You might not remember Nine Day by name, but you definitely remember that catchy song of theirs, “Absolutely.” Not ringing a bell? Come on, we’re certain you know the story — “the story of a girl,” that is, “who cried a river and drowned the whole world.”
After their big hit, Nine Days encountered some difficulties with their label and the changing shape of music as it entered the digital realm. But almost 15 years after the success of “Absolutely,” the Long Island band is back together, recording a new album and playing shows this summer.
We spoke with lead singer John Hampson — who became a high school English teacher after the band fizzled! — about what’s happened over the last 13 years.
Walk us through what happened to you guys.
The band was a band for a few years before “Story of a Girl” came out. At the time we were lumped in with the Counting Crows or the Wallflowers or something a little more acoustic, folky rock. It turned into this pop-rock thing and blew up and we went along for the ride. Then we experienced a lot of the fallout of that ride, much like a million other bands. We had an amazing ride but in the end it damaged a lot of the fabric of our friendships. In the last three or four years we’ve come around to this much healthier place as people and friends and realized we still wanted to make music together.
Can you talk more about the fallout that happened?

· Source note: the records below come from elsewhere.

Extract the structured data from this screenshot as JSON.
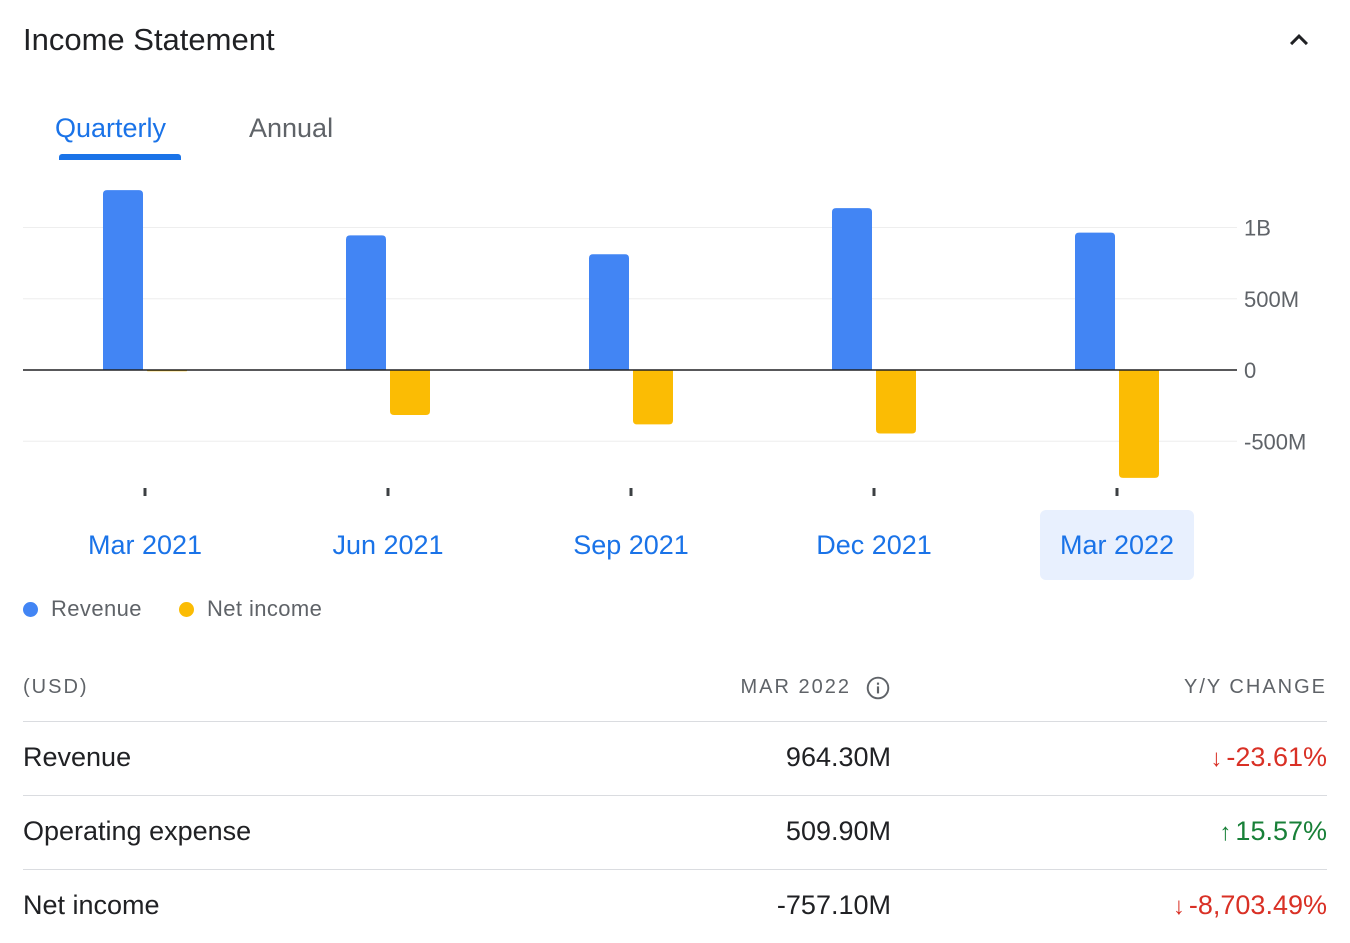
{
  "header": {
    "title": "Income Statement",
    "collapse_icon": "chevron-up-icon"
  },
  "tabs": [
    {
      "label": "Quarterly",
      "active": true
    },
    {
      "label": "Annual",
      "active": false
    }
  ],
  "legend": [
    {
      "label": "Revenue",
      "color": "#4285f4"
    },
    {
      "label": "Net income",
      "color": "#fbbc04"
    }
  ],
  "chart_data": {
    "type": "bar",
    "categories": [
      "Mar 2021",
      "Jun 2021",
      "Sep 2021",
      "Dec 2021",
      "Mar 2022"
    ],
    "selected_category": "Mar 2022",
    "series": [
      {
        "name": "Revenue",
        "color": "#4285f4",
        "values": [
          1262,
          945,
          812,
          1136,
          964.3
        ]
      },
      {
        "name": "Net income",
        "color": "#fbbc04",
        "values": [
          -8.6,
          -316,
          -382,
          -446,
          -757.1
        ]
      }
    ],
    "yticks": [
      {
        "value": 1000,
        "label": "1B"
      },
      {
        "value": 500,
        "label": "500M"
      },
      {
        "value": 0,
        "label": "0"
      },
      {
        "value": -500,
        "label": "-500M"
      }
    ],
    "ylim": [
      -850,
      1320
    ],
    "grid": true,
    "legend_position": "bottom-left"
  },
  "table": {
    "headers": {
      "unit": "(USD)",
      "period": "MAR 2022",
      "change": "Y/Y CHANGE"
    },
    "info_icon": "info-icon",
    "rows": [
      {
        "label": "Revenue",
        "value": "964.30M",
        "change": "-23.61%",
        "direction": "down"
      },
      {
        "label": "Operating expense",
        "value": "509.90M",
        "change": "15.57%",
        "direction": "up"
      },
      {
        "label": "Net income",
        "value": "-757.10M",
        "change": "-8,703.49%",
        "direction": "down"
      }
    ]
  }
}
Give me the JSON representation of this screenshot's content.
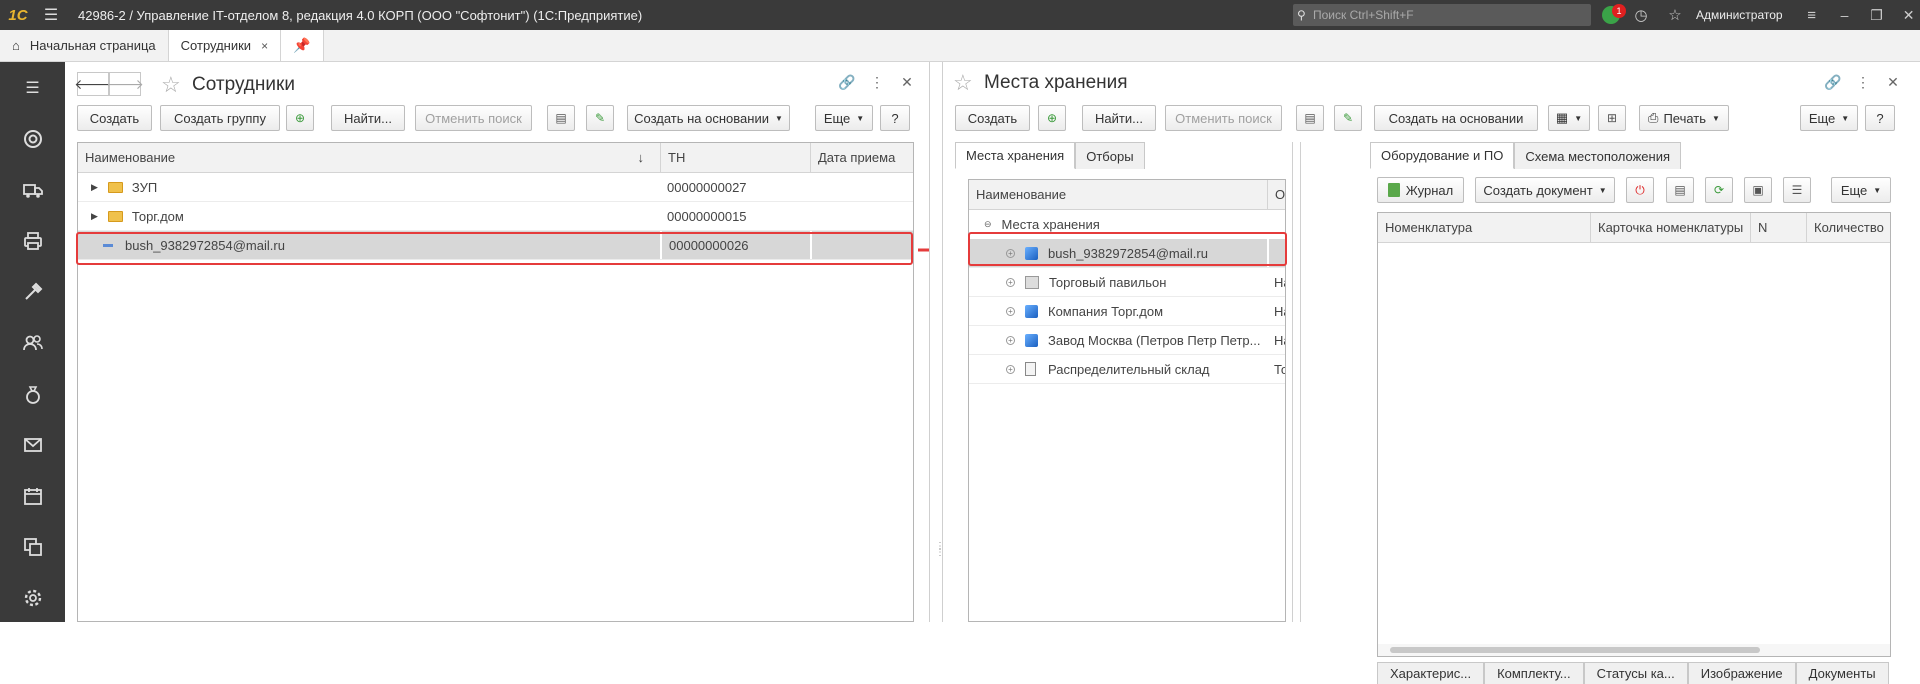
{
  "window": {
    "title": "42986-2 / Управление IT-отделом 8, редакция 4.0 КОРП (ООО \"Софтонит\")  (1С:Предприятие)",
    "logo": "1С",
    "search_placeholder": "Поиск Ctrl+Shift+F",
    "notifications_count": "1",
    "user": "Администратор"
  },
  "tabs": [
    {
      "label": "Начальная страница",
      "icon": "home-icon"
    },
    {
      "label": "Сотрудники",
      "close": "×"
    },
    {
      "label": "",
      "icon": "pin-icon"
    }
  ],
  "sidebar": [
    "menu-icon",
    "lifebuoy-icon",
    "truck-icon",
    "printer-icon",
    "tools-icon",
    "users-icon",
    "moneybag-icon",
    "mail-icon",
    "calendar-icon",
    "copy-icon",
    "gear-icon"
  ],
  "employees": {
    "title": "Сотрудники",
    "buttons": {
      "create": "Создать",
      "create_group": "Создать группу",
      "find": "Найти...",
      "cancel_search": "Отменить поиск",
      "create_based_on": "Создать на основании",
      "more": "Еще",
      "help": "?"
    },
    "columns": [
      "Наименование",
      "ТН",
      "Дата приема"
    ],
    "sort_indicator": "↓",
    "rows": [
      {
        "name": "ЗУП",
        "tn": "00000000027",
        "date": "",
        "kind": "folder"
      },
      {
        "name": "Торг.дом",
        "tn": "00000000015",
        "date": "",
        "kind": "folder"
      },
      {
        "name": "bush_9382972854@mail.ru",
        "tn": "00000000026",
        "date": "",
        "kind": "item",
        "selected": true
      }
    ]
  },
  "storage": {
    "title": "Места хранения",
    "buttons": {
      "create": "Создать",
      "find": "Найти...",
      "cancel_search": "Отменить поиск",
      "create_based_on": "Создать на основании",
      "print": "Печать",
      "more": "Еще",
      "help": "?"
    },
    "tabs": [
      "Места хранения",
      "Отборы"
    ],
    "columns": [
      "Наименование",
      "Органи..."
    ],
    "root": "Места хранения",
    "rows": [
      {
        "name": "bush_9382972854@mail.ru",
        "org": "",
        "icon": "cube-icon",
        "selected": true
      },
      {
        "name": "Торговый павильон",
        "org": "Наша фи...",
        "icon": "building-icon"
      },
      {
        "name": "Компания Торг.дом",
        "org": "Наша фи...",
        "icon": "cube-icon"
      },
      {
        "name": "Завод Москва (Петров Петр Петр...",
        "org": "Наша фи...",
        "icon": "cube-icon"
      },
      {
        "name": "Распределительный склад",
        "org": "Торговый ...",
        "icon": "document-icon"
      }
    ],
    "right_tabs": [
      "Оборудование и ПО",
      "Схема местоположения"
    ],
    "right_buttons": {
      "journal": "Журнал",
      "create_doc": "Создать документ",
      "more": "Еще"
    },
    "right_columns": [
      "Номенклатура",
      "Карточка номенклатуры",
      "N",
      "Количество"
    ],
    "bottom_tabs": [
      "Характерис...",
      "Комплекту...",
      "Статусы ка...",
      "Изображение",
      "Документы"
    ]
  },
  "colors": {
    "highlight": "#e53b3b",
    "titlebar": "#3a3a3a"
  }
}
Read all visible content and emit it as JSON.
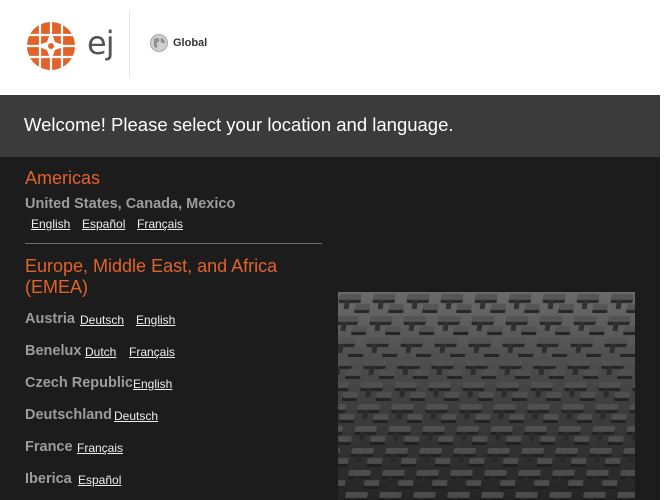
{
  "header": {
    "logo_text": "ej",
    "region_label": "Global",
    "icons": {
      "logo": "ej-compass-logo-icon",
      "globe": "globe-icon"
    },
    "colors": {
      "logo": "#e2632a"
    }
  },
  "welcome": {
    "title": "Welcome! Please select your location and language."
  },
  "regions": [
    {
      "title": "Americas",
      "countries": [
        {
          "name": "United States, Canada, Mexico",
          "languages": [
            "English",
            "Español",
            "Français"
          ]
        }
      ]
    },
    {
      "title_line1": "Europe, Middle East, and Africa",
      "title_line2": "(EMEA)",
      "countries": [
        {
          "name": "Austria",
          "languages": [
            "Deutsch",
            "English"
          ]
        },
        {
          "name": "Benelux",
          "languages": [
            "Dutch",
            "Français"
          ]
        },
        {
          "name": "Czech Republic",
          "languages": [
            "English"
          ]
        },
        {
          "name": "Deutschland",
          "languages": [
            "Deutsch"
          ]
        },
        {
          "name": "France",
          "languages": [
            "Français"
          ]
        },
        {
          "name": "Iberica",
          "languages": [
            "Español"
          ]
        }
      ]
    }
  ],
  "colors": {
    "accent": "#e2632a",
    "welcome_bg": "#3b3b3b",
    "main_bg": "#1c1c1c"
  }
}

“The Maddening Crowd” [the album with “Absolutely (Story of a Girl)”] sold half a million records. We had a Billboard top 40 No. 1 hit. Somehow, after touring on that for almost two years, we went in the studio and Epic Records and us spent $375,000 recording a follow-up that never saw the light of day. The reason that it never saw the light of day was so complicated and ridiculous that I couldn’t even begin to explain. Basically that experience wore us all out. It was a tough thing to swallow. We never broke up, we just knew we couldn’t make music together for a little while. The band had been dropped by Epic and we had another label that was going to put the record out, but I think that’s when the great shift to the digital world was happening. When the label that we were negotiating with was talking about doing digital release only, I just didn’t really get it and didn’t want to be a part of it. I was so sick of the whole thing I just wanted to walk away.
How did you notice the industry changing?
Third Eye Blind was a huge band, and I love the band. Their third record came out in 2003 and it sold 150,000 records, which in today’s world would be fantastic, but coming off of multi-platinum records that was a huge failure. We were looking around at these bands that were our contemporaries and nobody was selling any records. I needed to get out of the whole thing.
So what did you do?
I went back to school and focused on getting a degree, and I went back into writing and producing. Then years [went] by and I started making records again, but I really went back to how I was as a songwriter maybe ten years before.
What will the new album sound like?
Without sounding too lofty or self-important, I really didn’t want anything to do with trying to be a pop success again. I wanted to make a really good record, the kind I would buy and listen to, the kind of record that is very much Americana. There are so many bands out there that are doing the more roots-rock thing, [like] Mumford and Sons, and that’s not really where we are. It has just been us making music that we love. … I’m super excited about the songs on the record and I’m not even a little bit thinking about where it fits yet. We plan on finishing the record in August.
Are you nervous to come back into the industry?
Even if you go five years back, it’s a completely different landscape. In a way it makes us feel like we’re a new band again. It’s like, let’s pretend it’s a brand new thing.
We heard you married the girl you wrote about in “Absolutely.”
Thank God, because that would have been a terrible story to tell for the rest of my life. It worked out well.
And you became a high school English teacher?
There were only two things in my life that I ever really thought I would do, and it was the rock star thing and teaching. I always say that one of the most precious and valuable things about writing that song was it gave me the ability to go back to school at 32-years old and be a full-time student. I have to say, I loved it. I didn’t enjoy college at 18 but I loved it at 32. I was in classes with a bunch of 18-year old freshman hiding in the back trying to blend in.
How do you like teaching?
I will continue to teach for the next 20 years of my life. If you really look at teaching and being on stage, in a lot of ways, they are the same thing — reading your audience and knowing what you need to do to be successful. [This year] We read “Gatsby,” “Hamlet,” “Death of a Salesman,” “Scarlet Letter” — these are all things I love reading and teaching.
If you go
Saturday, 9 p.m.
Rockwood Music Hall
196 Allen St.